The CHP and HDP are trying to hand in hand to prevent the Turkish government from increasing its fight against the PKK and FETO terrorist groups.
CHP’s reaction to Turkey’s legitimate offensive against the PKK formations in northern Iraq is irrational.
The recent agreement over Manbij between Turkey and the U.S. is a hopeful development; yet other important issues regarding Ankara’s security concerns and peace in Syria still remain.
The main opposition party’s presidential candidate Muharrem Ince is not acting like a traditional CHP candidate but acts within the context of Turkey’s changing sociology, imitating those in power.
It appears that in the coming month, Erdogan will continue to set the agenda for Turkey’s politics and his competition will have to speak from within that agenda.
Trump tries to consolidate his government’s power at home and abroad by supporting Israel’s ambitions though it further upset the balance in the Middle East.

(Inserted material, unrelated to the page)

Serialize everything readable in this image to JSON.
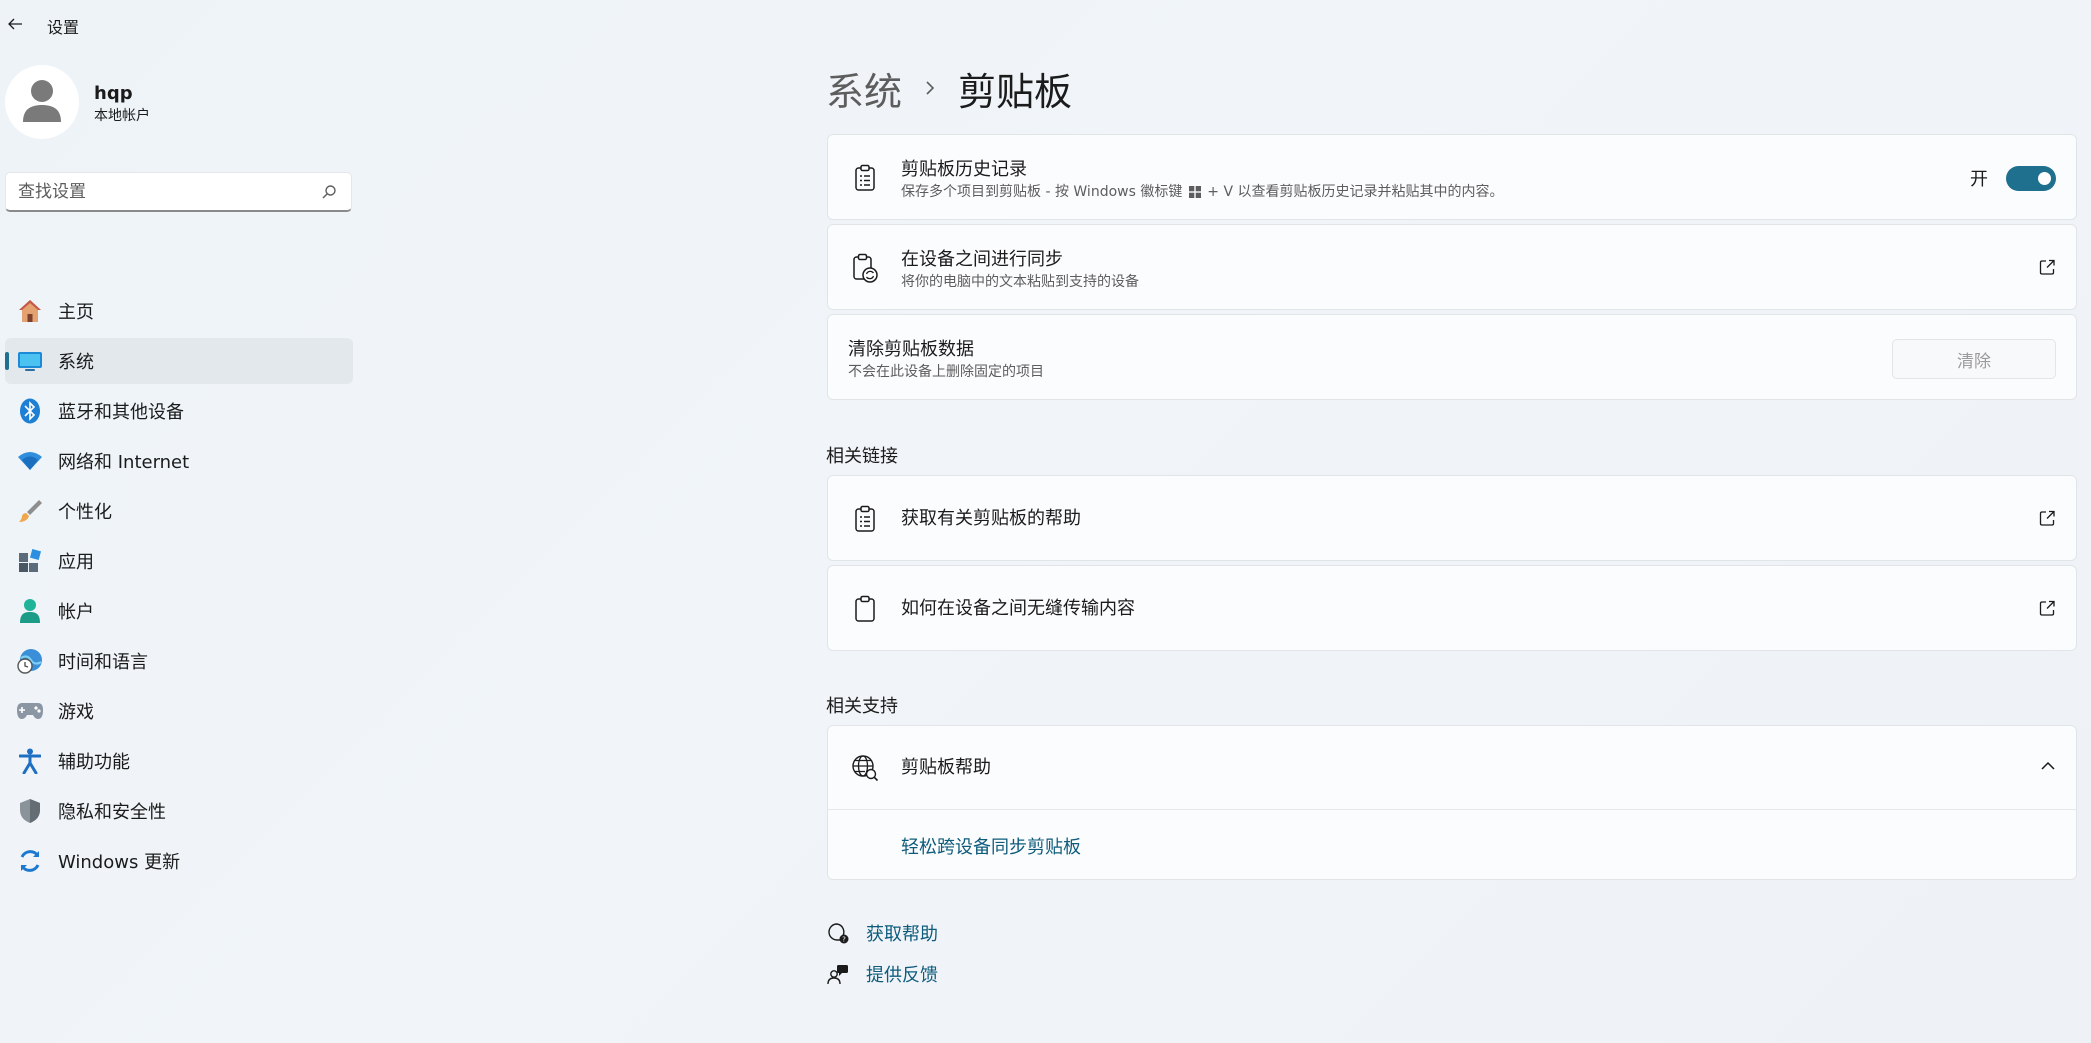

Turkey has been consistently improving bilateral ties with countries like the U.K. and yet opposition political figures desperately complain to foreign governments about the current government instead of reaching out to their own people.
President Erdogan’s Istanbul manifesto is important not only because it puts forward his strategies in the lead-up to the June 24 elections but it also sets out his political vision.
With the oppositional bloc relying mostly on emotions and ideology rather than politics and visionary alliances, they have now found themselves leading toward the elections without a strategy.
The most recent developments in Turkey indicate that the country is a battleground between Westernism and native/national politics. This power struggle became crystal clear during the coup attempt on July 15, 2016.